How to Open a Private Kindergarten

by Brittney Horwitz; Updated September 26, 2017
private kindergarten classroom

Deciding to open a private kindergarten is not an easy endeavor. It is a project that will require a lot of advanced planning, a hefty amount of capital and possibly years of invested time before you can open the doors of your school. You will also need to investigate state regulations and licensing procedures, which may be time consuming. However, with the right mindset and a lot of determination, you can open your own kindergarten.

planning committee

Form a planning committee. This should consist of educators, interested parents, a private school consulting firm and potential donors. A planning committee should lay out the basic structure for the kindergarten, including developing a mission statement, determining your goals for the school and discussing how you can achieve your goals. It should set up the foundation of the kindergarten, taking it from intangible ideas to an outlined plan of action.

adults discussing kindergarten

Meet to discuss logistics of the kindergarten. This is different from the first step in that there you work to bring the kindergarten from the planning stages to reality, while in this step you work out the smaller details and day-to-day operations of the kindergarten. Some topics that you should cover are where the kindergarten will be housed, how you will cover expenses and what legal aspects are involved. Private schools are not required to adhere to state curriculum guides, but can if they want to. These guidelines can be found on your state educational website and are usually called the "Education Code." You should also keep in mind that children are not legally required to attend kindergarten at all in most states, so the curriculum should be attractive and inspire parents to want to send their children.

kindergarten class

Examine other kindergartens to garner tips and discover what does and does not work.

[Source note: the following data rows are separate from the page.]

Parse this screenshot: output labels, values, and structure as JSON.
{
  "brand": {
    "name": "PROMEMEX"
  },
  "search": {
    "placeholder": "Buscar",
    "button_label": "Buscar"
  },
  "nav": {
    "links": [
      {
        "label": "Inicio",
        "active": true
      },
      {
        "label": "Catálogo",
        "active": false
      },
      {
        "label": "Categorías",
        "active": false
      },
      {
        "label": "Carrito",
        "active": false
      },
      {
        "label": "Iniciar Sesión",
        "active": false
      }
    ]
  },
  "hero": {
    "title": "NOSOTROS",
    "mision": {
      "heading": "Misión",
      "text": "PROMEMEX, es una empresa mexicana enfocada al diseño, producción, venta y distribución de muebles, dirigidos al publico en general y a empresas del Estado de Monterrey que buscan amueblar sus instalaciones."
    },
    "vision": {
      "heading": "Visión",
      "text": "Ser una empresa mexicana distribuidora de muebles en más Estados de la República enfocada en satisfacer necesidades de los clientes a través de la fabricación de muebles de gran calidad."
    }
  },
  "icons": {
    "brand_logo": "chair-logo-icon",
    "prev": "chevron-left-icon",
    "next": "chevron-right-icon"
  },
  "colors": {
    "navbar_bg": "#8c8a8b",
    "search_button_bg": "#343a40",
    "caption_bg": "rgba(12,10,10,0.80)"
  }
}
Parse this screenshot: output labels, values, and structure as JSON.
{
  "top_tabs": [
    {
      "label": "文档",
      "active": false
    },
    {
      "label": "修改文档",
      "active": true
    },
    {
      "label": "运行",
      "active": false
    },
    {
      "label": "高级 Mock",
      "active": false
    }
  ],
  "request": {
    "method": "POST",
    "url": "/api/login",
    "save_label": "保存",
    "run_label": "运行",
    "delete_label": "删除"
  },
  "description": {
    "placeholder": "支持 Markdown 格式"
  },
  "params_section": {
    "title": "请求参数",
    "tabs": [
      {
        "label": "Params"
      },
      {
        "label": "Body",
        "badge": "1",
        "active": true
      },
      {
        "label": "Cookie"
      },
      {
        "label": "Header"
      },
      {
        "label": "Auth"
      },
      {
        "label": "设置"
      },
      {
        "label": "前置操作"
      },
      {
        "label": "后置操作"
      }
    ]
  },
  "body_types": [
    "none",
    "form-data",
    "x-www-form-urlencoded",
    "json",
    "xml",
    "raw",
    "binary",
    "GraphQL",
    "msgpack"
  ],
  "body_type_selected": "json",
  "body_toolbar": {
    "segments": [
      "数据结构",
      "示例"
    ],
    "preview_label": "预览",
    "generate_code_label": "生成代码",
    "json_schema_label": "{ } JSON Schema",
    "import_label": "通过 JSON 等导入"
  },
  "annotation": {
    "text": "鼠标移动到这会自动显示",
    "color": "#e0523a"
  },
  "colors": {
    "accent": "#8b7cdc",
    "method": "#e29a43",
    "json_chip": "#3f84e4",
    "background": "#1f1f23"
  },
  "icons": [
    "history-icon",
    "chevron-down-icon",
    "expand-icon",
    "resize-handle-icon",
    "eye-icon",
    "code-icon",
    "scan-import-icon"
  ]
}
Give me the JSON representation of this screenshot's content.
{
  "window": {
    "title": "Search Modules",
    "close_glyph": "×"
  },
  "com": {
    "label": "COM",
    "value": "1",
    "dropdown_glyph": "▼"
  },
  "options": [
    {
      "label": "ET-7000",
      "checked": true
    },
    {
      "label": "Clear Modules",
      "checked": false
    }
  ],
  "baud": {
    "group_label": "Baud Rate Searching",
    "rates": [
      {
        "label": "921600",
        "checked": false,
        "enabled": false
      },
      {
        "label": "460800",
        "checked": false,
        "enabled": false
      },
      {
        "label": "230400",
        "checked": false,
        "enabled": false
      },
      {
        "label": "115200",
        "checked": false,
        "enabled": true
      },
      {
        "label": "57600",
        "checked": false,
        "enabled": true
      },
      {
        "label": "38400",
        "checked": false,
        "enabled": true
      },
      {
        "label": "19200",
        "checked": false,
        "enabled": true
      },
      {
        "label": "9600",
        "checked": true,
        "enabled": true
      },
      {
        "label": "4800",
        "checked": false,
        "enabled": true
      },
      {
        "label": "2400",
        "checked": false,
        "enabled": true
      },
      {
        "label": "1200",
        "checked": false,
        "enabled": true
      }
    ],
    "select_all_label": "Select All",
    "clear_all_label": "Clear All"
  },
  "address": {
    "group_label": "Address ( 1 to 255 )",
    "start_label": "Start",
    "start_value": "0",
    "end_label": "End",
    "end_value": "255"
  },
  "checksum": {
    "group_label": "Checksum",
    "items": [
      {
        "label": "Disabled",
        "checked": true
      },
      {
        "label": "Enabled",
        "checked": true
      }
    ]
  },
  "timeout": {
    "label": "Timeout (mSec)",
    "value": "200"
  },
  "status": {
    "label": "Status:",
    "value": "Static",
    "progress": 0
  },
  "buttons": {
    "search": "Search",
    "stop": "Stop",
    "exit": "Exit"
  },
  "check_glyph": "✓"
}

Research everything from the way they are run to the lessons being taught in the classroom so that you can form your own methods and styles.

woman researching permits

Contact your state Department of Education to find out what permits you need to obtain and what insurance you should have. Make sure you fulfill all of its requirements and meet its regulations before you advertise your kindergarten to the public.

woman looking at funding

Solicit funds that will enable you to open your doors. Funds can be obtained from a variety of sources, such as government grants, local organizations that believe in your cause and private donors. Once you decide on the mission for your kindergarten, research organizations that share a similar mission and approach them for donations.

kindergarten teacher

Hire staff for your kindergarten such as teachers, assistant teachers, a secretary, a financial manager and a cleaning crew. Decide with your planning committee or school board how much you will pay your employees and how you will be able to afford this before you finalize any contracts with your staff. An accountant or a private school consulting firm, if you have hired one, can be helpful in determining what is reasonable.

kindergarten classroom

Obtain a building to house your kindergarten and stock it with supplies and furniture.

public park

Market your kindergarten to the public by putting out advertisements in kid-friendly places, such as the local library and playgrounds, and hosting an open house that allows prospective parents and students to meet the staff and tour the building.

Tips

  • When forming your planning committee, it is not necessary to hire a private school consulting firm, but is highly recommended if you have never done this before. They have years of experience and know the field well, so they can offer expert advice and fill you in on things that you may not have thought of yourself.

Video of the Day

Brought to you by Techwalla
Brought to you by Techwalla

About the Author

Brittney Horwitz started writing professionally in 2009 when she became the editor of "Mother's Helper," a bimonthly magazine geared toward busy mothers in the New York metro area. She holds a Bachelor of Arts in elementary education and Judaic studies from Stern College.

Photo Credits

  • Dejan Ristovski/iStock/Getty Images
Cite this Article A tool to create a citation to reference this article Cite this Article